That is why we will only get 0 – 5 feet of water. This is the complete opposite of the storm surges we are used to. They come rushing in from the Gulf and just slam us. This water is going to come creeping like a silent octopus with thousands of arms reaching out to grab us. The truth is, not even the expert ACOE know what is really going to happen. They are just making educated guesses because the media vultures demand they have something to report.
Take a look at the map below. This is a newer map and the colors have changed. Our bayou community is below the city of Houma, in the color blue.
Please realize that this structure has only been used once, back in 1973, at about 30% capacity, when the river reached a volume of 1.5 million cubic feet per second. Recent reports have stated that witnesses to that opening in 1973 say the volume of water made the structure shake, tremble, and vibrate so badly the onlookers thought it would collapse. The river is flowing tonight at 1.45 million CFS, and rising. It’s time to pull the trigger, and we can only hope the antiquated spillway holds up to the pressure.

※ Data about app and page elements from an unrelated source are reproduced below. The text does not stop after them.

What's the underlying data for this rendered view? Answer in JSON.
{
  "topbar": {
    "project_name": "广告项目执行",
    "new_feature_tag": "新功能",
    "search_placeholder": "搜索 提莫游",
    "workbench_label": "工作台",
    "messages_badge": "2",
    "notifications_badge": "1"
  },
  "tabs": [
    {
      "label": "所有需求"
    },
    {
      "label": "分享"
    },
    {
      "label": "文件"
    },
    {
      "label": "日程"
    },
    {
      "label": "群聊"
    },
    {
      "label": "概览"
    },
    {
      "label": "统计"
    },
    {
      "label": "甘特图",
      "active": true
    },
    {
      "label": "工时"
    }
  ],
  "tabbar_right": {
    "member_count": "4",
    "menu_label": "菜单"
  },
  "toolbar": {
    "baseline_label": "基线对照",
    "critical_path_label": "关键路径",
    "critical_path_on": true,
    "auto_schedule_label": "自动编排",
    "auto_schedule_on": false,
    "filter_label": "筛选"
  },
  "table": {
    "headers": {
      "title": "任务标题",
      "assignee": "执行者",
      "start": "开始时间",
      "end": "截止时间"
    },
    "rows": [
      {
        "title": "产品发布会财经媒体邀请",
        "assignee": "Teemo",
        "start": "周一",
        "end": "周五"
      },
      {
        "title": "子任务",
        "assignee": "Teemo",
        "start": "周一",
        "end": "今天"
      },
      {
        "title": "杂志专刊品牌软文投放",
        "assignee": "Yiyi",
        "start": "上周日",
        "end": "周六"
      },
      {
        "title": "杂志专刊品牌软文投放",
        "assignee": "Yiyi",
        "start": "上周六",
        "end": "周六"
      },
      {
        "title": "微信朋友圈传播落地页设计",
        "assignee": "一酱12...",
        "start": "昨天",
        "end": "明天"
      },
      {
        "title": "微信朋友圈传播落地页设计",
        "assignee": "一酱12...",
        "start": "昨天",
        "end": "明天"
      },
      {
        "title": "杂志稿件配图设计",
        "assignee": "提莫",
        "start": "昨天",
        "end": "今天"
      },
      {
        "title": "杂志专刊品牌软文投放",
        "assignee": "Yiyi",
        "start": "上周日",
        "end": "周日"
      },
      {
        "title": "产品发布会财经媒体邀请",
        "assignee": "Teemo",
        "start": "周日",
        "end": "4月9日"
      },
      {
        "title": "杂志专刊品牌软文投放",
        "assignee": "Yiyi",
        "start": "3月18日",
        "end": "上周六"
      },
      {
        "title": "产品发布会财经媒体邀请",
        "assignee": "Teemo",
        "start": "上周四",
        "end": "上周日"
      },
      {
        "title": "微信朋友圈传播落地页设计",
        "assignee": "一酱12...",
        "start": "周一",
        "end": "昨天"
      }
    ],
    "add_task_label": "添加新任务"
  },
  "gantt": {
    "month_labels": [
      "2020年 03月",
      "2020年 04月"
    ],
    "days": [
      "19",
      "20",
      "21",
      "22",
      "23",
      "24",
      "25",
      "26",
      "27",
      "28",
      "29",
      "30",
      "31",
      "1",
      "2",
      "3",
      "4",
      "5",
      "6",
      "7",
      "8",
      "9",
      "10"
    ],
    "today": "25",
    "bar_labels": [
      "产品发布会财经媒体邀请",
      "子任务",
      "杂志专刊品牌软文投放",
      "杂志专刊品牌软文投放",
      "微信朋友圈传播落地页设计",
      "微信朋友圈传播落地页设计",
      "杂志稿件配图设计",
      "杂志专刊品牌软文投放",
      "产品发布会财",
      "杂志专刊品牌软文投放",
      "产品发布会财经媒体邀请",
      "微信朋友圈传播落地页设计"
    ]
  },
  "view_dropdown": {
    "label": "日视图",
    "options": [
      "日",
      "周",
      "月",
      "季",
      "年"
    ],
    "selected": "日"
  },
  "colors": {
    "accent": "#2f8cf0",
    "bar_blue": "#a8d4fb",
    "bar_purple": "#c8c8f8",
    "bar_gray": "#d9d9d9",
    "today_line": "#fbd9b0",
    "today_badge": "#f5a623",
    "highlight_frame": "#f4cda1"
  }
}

Everything I said above is the “best case scenario”. The worst case scenario, which I hesitate to even mention, is that the Old River Control Structure would give out, and there would be no end to the flooding. Or the Morganza Spillway could not handle the flow, and would fall apart, and non-stop flooding would ensue.
Below is a map of the “worst case scenario” for New Orleans–not the worst case scenario for the rural areas southwest of the Crescent City. Here is a link to the map so that you can see it in its entirety and up close.
At this point, I am not worried about our community. However, I am very concerned for all my friends that live in the areas that are going to indeed flood. I am praying that their suffering will be minimal. I have a friend whose family has a farm in the northeast part of the state where flooding has begun. They have corn and cotton in the fields they cannot harvest and 1000 head of cattle that they will not be able to evacuate. These are the folks who need our prayers.
As the water gets closer, I hope to be able to keep you up to date.
Please feel free to ask questions, and I will answer them to the best of my ability, and if I can’t, one of the other readers will be able to do so. Thank you all so very much for your care and concern about our bayou communities. God knows we have had our share of catastrophe and it would be nice to “catch a break” for a change.
It is now just a game of wait and see.